The Lac La Ronge Indian Band (LLRIB) is getting capital funding from the Saskatchewan government towards a proposed wellness, health, and recovery centre.
The province is providing $2.5 million for 10 addictions treatment beds, which will blend western and traditional Indigenous approaches towards healing and recovery.
LLRIB Chief Tammy Cook-Searson said support from the province brings the band closer to fulfilling their vision of a centre in northern Saskatchewan.
“This program and facility are the result of five years of extensive consultations with our membership and other community members from young children to our elders who have asked for improved local and culturally sensitive health opportunities,” Cook-Searson said in a statement.
“It is a crucial solution to our need for better access to health and addiction services, and one that will be key in helping our communities in need to reach their full potential and, ultimately, achieve a better quality of life.”
The facility will also have recreational facilities and mini-lodges that allow for individual stays as part of a remote community program.
Rural and Remote Health Minister Greg Ottenbreit said the centre supports the government’s approach to improving the health and well-being of everyone in the province.
“We are pleased to provide capital funding to this centre, whose model of care will be both culturally responsive and community-driven,” Ottenbreit said in a statement.
Officials said the facility supports the Truth and Reconciliation Commission’s calls to action.
They added it also meets the province’s mental health and addictions action plan to partner with Indigenous and Métis peoples in planning and delivering mental health and addictions services to communities.

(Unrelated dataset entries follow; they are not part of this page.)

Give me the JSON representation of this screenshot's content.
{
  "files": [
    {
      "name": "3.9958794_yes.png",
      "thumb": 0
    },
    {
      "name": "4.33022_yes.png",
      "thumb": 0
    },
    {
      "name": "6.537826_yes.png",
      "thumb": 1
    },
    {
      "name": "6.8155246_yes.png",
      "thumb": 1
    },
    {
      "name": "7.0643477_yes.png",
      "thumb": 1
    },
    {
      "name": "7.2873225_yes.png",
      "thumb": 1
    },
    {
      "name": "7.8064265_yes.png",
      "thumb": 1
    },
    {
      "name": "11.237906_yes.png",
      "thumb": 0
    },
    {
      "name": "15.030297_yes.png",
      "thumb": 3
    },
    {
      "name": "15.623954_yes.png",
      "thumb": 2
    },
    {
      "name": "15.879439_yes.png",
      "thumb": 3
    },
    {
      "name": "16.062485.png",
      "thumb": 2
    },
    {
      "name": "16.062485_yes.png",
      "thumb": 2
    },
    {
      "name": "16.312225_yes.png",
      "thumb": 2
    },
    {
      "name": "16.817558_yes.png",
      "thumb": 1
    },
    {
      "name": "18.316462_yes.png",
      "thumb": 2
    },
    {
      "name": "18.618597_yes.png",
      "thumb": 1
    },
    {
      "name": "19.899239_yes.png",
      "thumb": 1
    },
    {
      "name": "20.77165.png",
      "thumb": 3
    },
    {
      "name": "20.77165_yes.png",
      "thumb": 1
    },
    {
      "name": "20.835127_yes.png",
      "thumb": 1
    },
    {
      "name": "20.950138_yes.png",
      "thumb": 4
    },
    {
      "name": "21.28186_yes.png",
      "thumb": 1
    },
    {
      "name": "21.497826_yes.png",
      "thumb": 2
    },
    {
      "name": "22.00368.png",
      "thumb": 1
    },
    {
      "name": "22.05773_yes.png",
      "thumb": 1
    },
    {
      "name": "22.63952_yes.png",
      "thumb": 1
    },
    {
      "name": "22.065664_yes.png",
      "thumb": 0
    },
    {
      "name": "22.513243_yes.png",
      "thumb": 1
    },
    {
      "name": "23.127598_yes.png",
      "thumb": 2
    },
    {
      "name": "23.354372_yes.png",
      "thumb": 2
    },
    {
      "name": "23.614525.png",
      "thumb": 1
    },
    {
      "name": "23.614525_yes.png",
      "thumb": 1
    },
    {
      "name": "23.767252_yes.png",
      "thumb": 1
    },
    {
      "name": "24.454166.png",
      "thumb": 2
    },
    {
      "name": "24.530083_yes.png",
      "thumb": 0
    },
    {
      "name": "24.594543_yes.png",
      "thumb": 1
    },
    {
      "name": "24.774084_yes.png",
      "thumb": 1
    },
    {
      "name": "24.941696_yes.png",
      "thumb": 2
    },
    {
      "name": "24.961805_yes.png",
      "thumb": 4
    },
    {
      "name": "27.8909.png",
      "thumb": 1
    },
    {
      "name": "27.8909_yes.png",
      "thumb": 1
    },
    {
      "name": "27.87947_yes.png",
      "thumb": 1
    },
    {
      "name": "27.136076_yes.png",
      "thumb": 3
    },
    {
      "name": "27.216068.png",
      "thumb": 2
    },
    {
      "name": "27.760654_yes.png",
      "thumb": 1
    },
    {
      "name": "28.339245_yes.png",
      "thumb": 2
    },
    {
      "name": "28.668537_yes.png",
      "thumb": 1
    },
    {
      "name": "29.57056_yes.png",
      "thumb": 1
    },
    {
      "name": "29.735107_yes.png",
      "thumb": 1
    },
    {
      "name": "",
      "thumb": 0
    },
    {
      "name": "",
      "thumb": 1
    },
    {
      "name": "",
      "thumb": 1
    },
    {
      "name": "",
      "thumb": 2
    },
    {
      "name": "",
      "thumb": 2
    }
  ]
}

LLRIB, one of the 10 largest First Nations in Canada with a population of nearly 11,000, is located roughly 355 kilometres north of Saskatoon.